* ACTIVITY
Count the lines below that include the word "this", then give that number and no other words.

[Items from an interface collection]

--------------------------------

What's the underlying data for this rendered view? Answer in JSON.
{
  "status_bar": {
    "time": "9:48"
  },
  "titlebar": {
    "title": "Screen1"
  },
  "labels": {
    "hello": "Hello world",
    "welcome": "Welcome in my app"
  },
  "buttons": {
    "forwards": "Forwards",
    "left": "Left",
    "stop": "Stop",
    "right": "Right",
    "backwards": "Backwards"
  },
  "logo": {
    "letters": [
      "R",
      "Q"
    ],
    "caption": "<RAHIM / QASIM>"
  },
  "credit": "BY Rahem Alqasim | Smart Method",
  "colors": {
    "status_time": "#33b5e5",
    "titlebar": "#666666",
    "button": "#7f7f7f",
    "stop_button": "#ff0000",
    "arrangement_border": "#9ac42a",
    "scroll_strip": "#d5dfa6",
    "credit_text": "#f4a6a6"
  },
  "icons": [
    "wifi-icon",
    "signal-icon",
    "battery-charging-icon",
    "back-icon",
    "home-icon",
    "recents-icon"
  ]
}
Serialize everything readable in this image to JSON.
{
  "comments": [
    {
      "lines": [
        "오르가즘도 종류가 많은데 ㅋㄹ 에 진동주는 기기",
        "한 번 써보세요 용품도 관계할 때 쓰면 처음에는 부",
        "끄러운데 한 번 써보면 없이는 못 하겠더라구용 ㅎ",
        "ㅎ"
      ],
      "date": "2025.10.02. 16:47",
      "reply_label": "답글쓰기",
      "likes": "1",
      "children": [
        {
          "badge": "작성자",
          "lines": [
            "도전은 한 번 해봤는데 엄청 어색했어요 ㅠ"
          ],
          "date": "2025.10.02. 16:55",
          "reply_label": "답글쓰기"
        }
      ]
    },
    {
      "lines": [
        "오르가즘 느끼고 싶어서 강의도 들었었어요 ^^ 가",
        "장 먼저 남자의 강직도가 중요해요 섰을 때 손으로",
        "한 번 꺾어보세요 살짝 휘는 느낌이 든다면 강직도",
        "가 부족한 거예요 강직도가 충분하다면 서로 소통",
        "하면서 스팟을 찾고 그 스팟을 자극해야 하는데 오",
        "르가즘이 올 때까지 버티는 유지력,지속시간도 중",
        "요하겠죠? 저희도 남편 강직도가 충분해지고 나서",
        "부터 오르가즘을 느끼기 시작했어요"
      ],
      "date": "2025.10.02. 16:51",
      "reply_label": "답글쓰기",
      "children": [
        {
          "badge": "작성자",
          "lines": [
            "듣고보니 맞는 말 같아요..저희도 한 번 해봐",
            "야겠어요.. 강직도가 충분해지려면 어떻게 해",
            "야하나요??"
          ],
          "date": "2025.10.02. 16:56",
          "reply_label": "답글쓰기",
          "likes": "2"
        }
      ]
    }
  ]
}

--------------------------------

* WRITTEN RESPONSE
2